- Mix it all together. Now it’s time for you to mix everything together– not just the cornbread, meat, and veggies, but the drippings from the bacon and sausage, all of the herbs and seasonings, and both the melted butter and chicken stock to moisten it all. The key here is adding just a bit of chicken stock at a time to get the cornbread perfectly moist but not sopping wet. Start slow, you can always add more but you can’t undo it! The cornbread should absorb the liquid without leaving a puddle at the bottom of the bowl.
- Now bake! As I mentioned before, this stuffing gets baked in a baking dish, not the turkey. To make sure that the stuffing cooks and warms through before the top gets too dark, I start it off in the oven with foil to cover, and remove it at the end to promote browning.
- Garnish and serve. Stuffing itself isn’t the prettiest dish on the dinner table, so don’t forget to add a little garnish in the form of chopped parsley and a few sage leaves. Some added green really helps to break up the uniform golden-brown and makes your stuffing photo-worthy.
CAN I MAKE THE STUFFING AHEAD OF TIME?
You can absolutely make The Best Cornbread Stuffing with Sausage and Bacon ahead of time.

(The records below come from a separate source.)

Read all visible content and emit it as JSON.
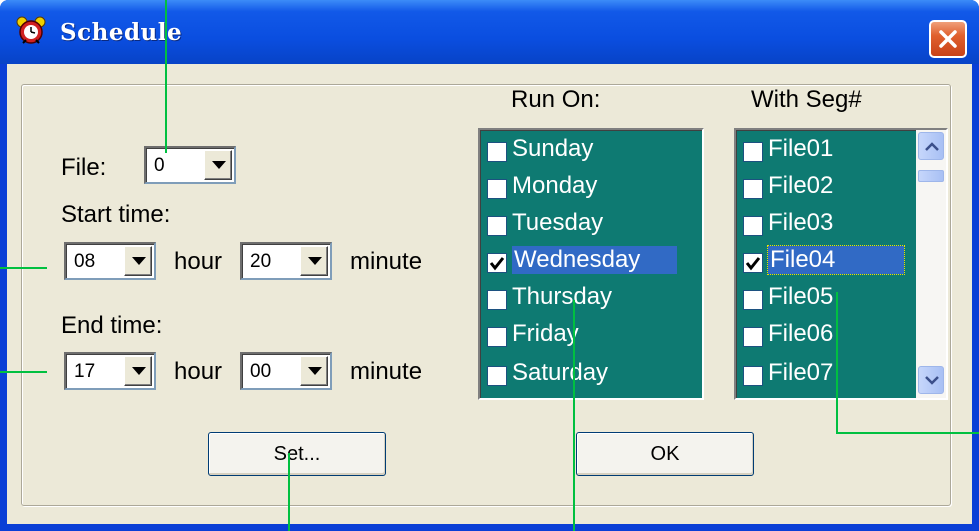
{
  "window": {
    "title": "Schedule",
    "icon": "alarm-clock-icon",
    "close_icon": "close-icon"
  },
  "file": {
    "label": "File:",
    "value": "0"
  },
  "start_time": {
    "label": "Start time:",
    "hour_value": "08",
    "hour_unit": "hour",
    "minute_value": "20",
    "minute_unit": "minute"
  },
  "end_time": {
    "label": "End time:",
    "hour_value": "17",
    "hour_unit": "hour",
    "minute_value": "00",
    "minute_unit": "minute"
  },
  "run_on": {
    "header": "Run On:",
    "items": [
      {
        "label": "Sunday",
        "checked": false
      },
      {
        "label": "Monday",
        "checked": false
      },
      {
        "label": "Tuesday",
        "checked": false
      },
      {
        "label": "Wednesday",
        "checked": true,
        "selected": true
      },
      {
        "label": "Thursday",
        "checked": false
      },
      {
        "label": "Friday",
        "checked": false
      },
      {
        "label": "Saturday",
        "checked": false
      }
    ]
  },
  "with_seg": {
    "header": "With Seg#",
    "items": [
      {
        "label": "File01",
        "checked": false
      },
      {
        "label": "File02",
        "checked": false
      },
      {
        "label": "File03",
        "checked": false
      },
      {
        "label": "File04",
        "checked": true,
        "selected": true
      },
      {
        "label": "File05",
        "checked": false
      },
      {
        "label": "File06",
        "checked": false
      },
      {
        "label": "File07",
        "checked": false
      }
    ]
  },
  "buttons": {
    "set_label": "Set...",
    "ok_label": "OK"
  },
  "colors": {
    "list_background": "#0e7a72",
    "selection": "#316ac5",
    "callout_lines": "#00c040",
    "title_bar": "#0a4ee0"
  }
}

If you’d like a head-start on your holiday cooking, I recommend whipping it up the night before Thanksgiving and leaving it in the refrigerator, unbaked. Pop it into the oven when the turkey is done, and that’s all you have to do the day of!
And while I recommend following the instructions above, you can also fully bake the stuffing ahead of time and reheat. It’s surprisingly good that way. Trust me, I ate this stuffing for almost a week straight because I made so much of it when testing!
(Don’t let me fool you, I loved every second of it.)Print
- 1 batch Honey-Buttermilk Cornbread
- 1 1/4 cups chopped pecans
- 1 pound peppered bacon, cut into lardons
- 1 pound sausage with sage (or uncooked breakfast sausage), without casings
- 1 large onion, finely chopped
- 3 stalks celery, finely chopped
- 1/2 cup chopped fresh parsley, plus more to garnish
- 3 tablespoons finely chopped rosemary
- 2 tablespoons dried rubbed sage
- 2 tablespoons dried thyme
- Kosher salt and black pepper, to taste
- 1 stick unsalted butter, melted
- About 3 cups chicken stock
- Fresh sage leaves, to top
- Place the oven rack in the middle of the oven and preheat to 300°F. Cut the cornbread into cubes (tearing some apart with your fingers to create different textures) and divide between 2 large rimmed baking sheets. Toast, flipping halfway through, until dried and golden, about 45 minutes.
- Increase temperature to 350°F. Lightly butter a 13 x 9” baking dish and set aside.
- In a large skillet over medium heat, toast the pecans, stirring occasionally until fragrant and browned, about 5 minutes, and then transfer to a bowl. Set aside. Fry the bacon in the same skillet until crisp, then transfer to a separate bowl for later. Discard all but 2 tablespoons of the drippings. Fry the sausage in the same pan, breaking up with a wooden spoon until crisp, crumbled, and cooked through. Transfer to the bowl with the bacon, leaving the grease in the skillet.
- Saute the onions in the grease for 2 minutes, then add in the celery and continue until onion is fully softened.
- Mix the bacon, sausage, onion, celery, pecans, and herbs with the dried cornbread in a large bowl. Add the melted butter and mix. Taste and adjust herbs as desired.
- Add chicken stock, a half cup at a time until perfectly moist without any liquid pooling at the bottom of the bowl. Transfer to the prepared baking dish and top with a few leaves of fresh sage. Cover with foil and bake for 20 minutes, then remove foil and continue to bake until the surface is deeply browned, about 25-35 more minutes. Top with additional chopped parsley and sage to garnish, and serve warm.